Twenty months later, the patient experienced chest discomfort during an equivocal exercise stress test. Repeat catheterization revealed wide patency of LIMA-to-LAD graft and no evidence of the previously noted LIMA injuries (Figure 1D, Video 5). Moreover, significant resolution of ischemic changes, based on 12-lead electrocardiography (Figure 2B) and wall motion abnormalities on left ventriculography (Video 6), were observed.
Two years later, the patient continued to have good functional capacity. A follow-up cardiac perfusion study showed a small fixed apical defect consistent with his old myocardial infarction without evidence of reversible ischemia. His ejection fraction remained normal at 55%.
Although the durability of LIMA as a bypass graft is widely appreciated, less attention is given to its dynamic nature with self-reparative properties. We presented a case in which the initial PCI of the LIMA-to-LAD was unsuccessful and resulted in significant injury to the graft. However, a delayed re-intervention was carried out with success at long-term follow-up, despite the suboptimal immediate angiographic result.
It is important to consider the self-reparative nature of the LIMA to decide on proper interventional approaches to deal with LIMA-to-LAD graft stenosis.
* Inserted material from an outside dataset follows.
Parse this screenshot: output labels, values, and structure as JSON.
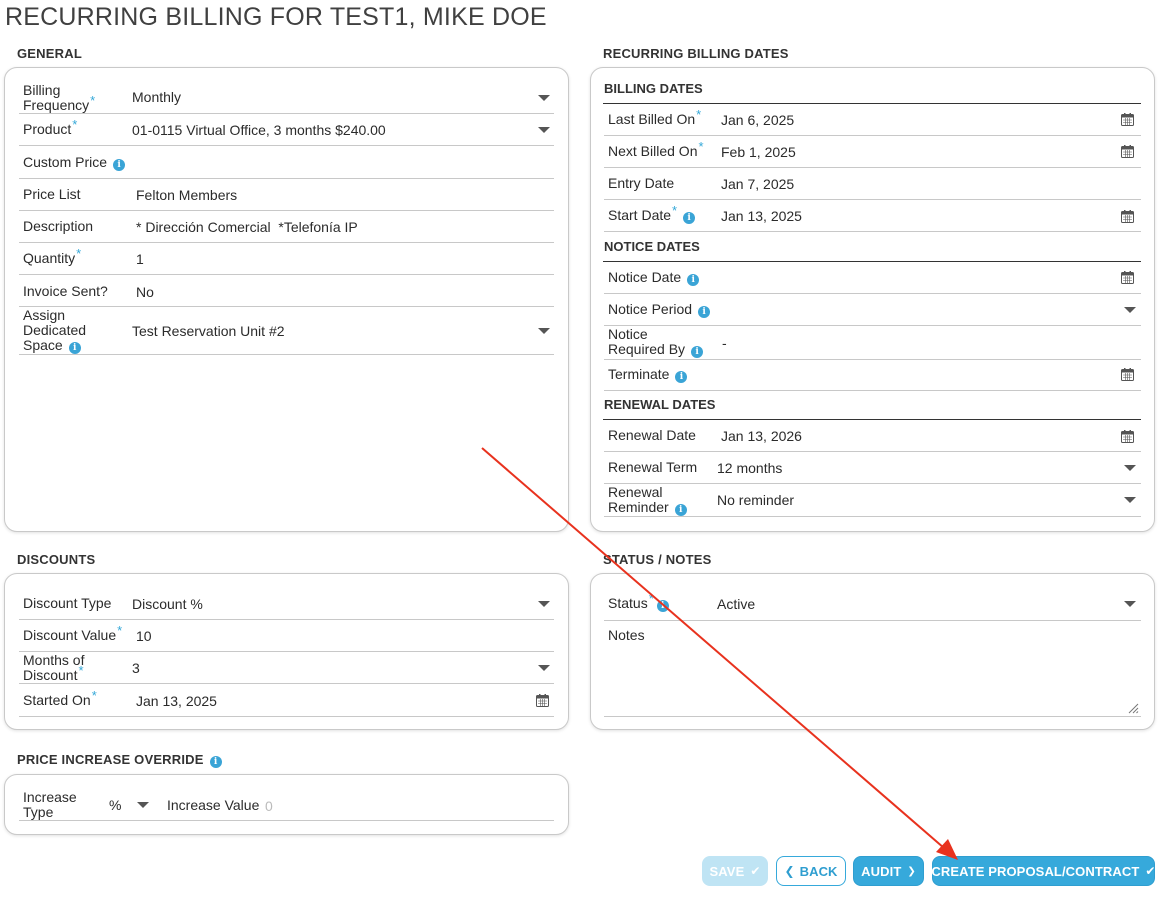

Such approaches may include avoiding any intervention: at the early post-CABG period; using PBA without a stent especially at difficult to reach anastomosis sites; or limiting the extent of PCI and accepting the initial angiographically suboptimal results, for the greater possibility of eventual resolution of the stenosis, which we observed in the present case.
Both authors have reported that they have no relationships relevant to the contents of this paper to disclose.
- Abbreviations and Acronyms
- bare-metal stent(s)
- coronary artery bypass grafting
- drug-eluting stent(s)
- left anterior descending
- left internal mammary artery
- over the wire
- plain balloon angioplasty
- percutaneous coronary intervention
- ST-segment elevation myocardial infarction
- Thrombolysis In Myocardial Infarction
- Received April 11, 2019.
- Revision received May 18, 2019.
- Accepted May 23, 2019.